Since the early 1900s, the public has had a strange fascination with mobsters and organized crime, especially in the presence of New York City. One of the most famous mafia families to date is the Gambino family, which was founded around 1910 by Salvatore D’Aquila and still exists today.
The Gambinos have long been known as one of the "Five Families" that dominate organized crime activities in NYC. But they've also been one of the most prominent crime families across the country, with operations extending from the Eastern Seaboard to California. Their list of illicit activities is seemingly endless and includes extortion, gambling, loansharking, money laundering, labor racketeering, fencing, hijacking, prostitution, and fraud.

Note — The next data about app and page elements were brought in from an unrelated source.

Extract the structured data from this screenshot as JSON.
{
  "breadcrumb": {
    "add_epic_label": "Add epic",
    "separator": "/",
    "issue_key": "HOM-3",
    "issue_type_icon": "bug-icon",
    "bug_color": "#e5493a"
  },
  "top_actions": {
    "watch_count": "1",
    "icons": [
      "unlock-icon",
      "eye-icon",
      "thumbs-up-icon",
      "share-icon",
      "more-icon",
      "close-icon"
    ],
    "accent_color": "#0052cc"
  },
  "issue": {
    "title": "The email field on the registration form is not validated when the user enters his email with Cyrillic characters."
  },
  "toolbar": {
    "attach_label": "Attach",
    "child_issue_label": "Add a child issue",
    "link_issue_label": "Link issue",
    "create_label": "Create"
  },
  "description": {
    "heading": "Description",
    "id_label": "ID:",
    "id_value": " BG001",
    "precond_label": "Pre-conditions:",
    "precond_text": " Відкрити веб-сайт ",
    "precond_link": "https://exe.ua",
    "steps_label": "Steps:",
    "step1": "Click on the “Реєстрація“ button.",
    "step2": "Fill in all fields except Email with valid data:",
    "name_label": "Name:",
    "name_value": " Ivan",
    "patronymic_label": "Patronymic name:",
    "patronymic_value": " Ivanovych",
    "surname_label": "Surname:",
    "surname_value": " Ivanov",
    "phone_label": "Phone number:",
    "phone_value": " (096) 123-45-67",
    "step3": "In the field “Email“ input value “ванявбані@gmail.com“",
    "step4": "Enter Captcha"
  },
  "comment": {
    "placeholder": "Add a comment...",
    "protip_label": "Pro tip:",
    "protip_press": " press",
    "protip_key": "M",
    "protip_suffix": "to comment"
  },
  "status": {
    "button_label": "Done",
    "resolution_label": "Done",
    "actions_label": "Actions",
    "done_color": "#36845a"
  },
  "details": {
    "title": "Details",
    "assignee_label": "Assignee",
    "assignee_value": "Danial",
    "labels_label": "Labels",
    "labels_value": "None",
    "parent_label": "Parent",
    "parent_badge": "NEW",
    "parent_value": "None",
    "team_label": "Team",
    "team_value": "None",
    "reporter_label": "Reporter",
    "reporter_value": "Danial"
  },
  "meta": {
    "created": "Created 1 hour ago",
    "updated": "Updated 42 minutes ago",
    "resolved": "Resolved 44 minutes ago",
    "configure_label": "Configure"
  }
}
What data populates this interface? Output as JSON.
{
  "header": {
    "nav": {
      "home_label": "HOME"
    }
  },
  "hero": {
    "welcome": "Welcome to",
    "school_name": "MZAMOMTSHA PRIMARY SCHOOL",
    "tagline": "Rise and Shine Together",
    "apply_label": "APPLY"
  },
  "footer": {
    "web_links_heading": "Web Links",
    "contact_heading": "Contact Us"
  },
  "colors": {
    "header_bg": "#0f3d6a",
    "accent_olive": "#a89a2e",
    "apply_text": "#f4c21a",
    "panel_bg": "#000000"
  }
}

That said, despite the family's presence and power for more than a century, federal prosecutions have pretty much demolished the Gambinos, as well as the other families, over the last 27 years. But that doesn't mean the public's fascination with them has gone away.
The Gambino family's story lives on in a new ABC documentary Truth and Lies: The Last Gangster. It features Salvatore "Sammy the Bull" Gravano, a former member of the family and one of the most notorious hitmen in the world. According to the network, "Gravano reveals secret rites and practices of the mafia and speaks candidly about the use of murder as an instrument of power and control."
Curious to know where some of the most powerful players of the Gambino crime family are today? Keep reading to find out.
From 1957 to 1976, Carlo Gambino ran the Gambino family and is known as one of the most successful crime bosses of all time. He strengthened the family and increased the organization's profit levels all while staying out of the public eye, thus never spending any time in jail for any criminal activity. He passed away on Oct. 15, 1976, after suffering a heart attack.
After the death of Carlo, Paul Castellano took over the family business. Even though he was Carlo's brother-in-law, many people within the organization didn't like the way he was running the family, especially John Gotti (we'll get to him next). Nine years after stepping into power, he was assassinated on Dec. 16, 1985, after a hit was ordered by John.
Best known as the "Teflon Don," John Gotti notoriously became the head of the Gambino family in 1985 after the murder of Paul. John was given the nickname because he seemed to avoid serving time for any of his crimes; at three different trials, he was found not guilty.
He made Salvatore "Sammy the Bull" Gravano his second-in-command. Unfortunately for John, his right-hand man would later turn on him, becoming an FBI informant and eventually putting him behind bars in 1992. (You can read more about Sammy here.) Even though John was locked up, he insisted on maintaining his role as head of the Gambino family, with his son and brother relaying orders on his behalf.
John was serving a life sentence up until his death from cancer on June 10, 2002. He left behind his wife, Victoria DiGiorgio, and five children.
John Gotti Jr.
After his father was sent to prison, John Gotti Jr. stepped into a bigger role of power within the Gambino crime family, though he says he was never the boss. Just like his dad, the law eventually caught up with him, and in 1999, he pled guilty to four acts of racketeering including extortion, bribery, and the threat of violence. He ended up serving six years and five months in prison.
Once he was released, John Jr. left a life of crime behind to become a writer and entrepreneur. He has since shared that he feels guilty that he's a free man. In an essay for Men's Journal, he wrote, "I’m home with my family and friends, and I run numerous businesses, while some of my former peers are serving life sentences, many for crimes they did not commit, often because rats lied about them."
John has been married to his wife, Kimberly Albanese, since 1990 and the pair have six kids. They currently live in Oyster Bay Cove on Long Island.
Federal prosecutors have said that, after John Jr. was sent to prison, his uncle Peter Gotti informally stepped into the role of boss, and later officially took over shortly before John Sr.'s death in 2002. In 2003, he was sentenced to nine years and four months of prison time for extortion, money laundering, and racketeering. The following year, he was sentenced to another 25 years in a separate trial related to extortion and conspiring to murder Sammy Gravano.
Domenico Cefalù, Frank Cali, and Lorenzo Mannino
Marking the end of the Gotti family era of the Gambino crime family, Domenico Cefalù is said to have taken over in 2011, just a year and a half after being released from prison for racketeering and extortion. Along with his underboss, Frank Cali, Domenico kept the family incredibly active in a variety of criminal enterprises around New York City.
It was reported in 2015 that Domenico had stepped down and Frank Cali had taken his place. Frank led the Gambino crime family until he was killed outside his home on Staten Island in 2019. It's believed that longtime member Lorenzo Mannino stepped into the shoes of boss following Frank's death and holds the position today, though this hasn't been confirmed.
Learn more about the Gambino crime family in Truth and Lies: The Last Gangster, airing on Jan. 27 on ABC.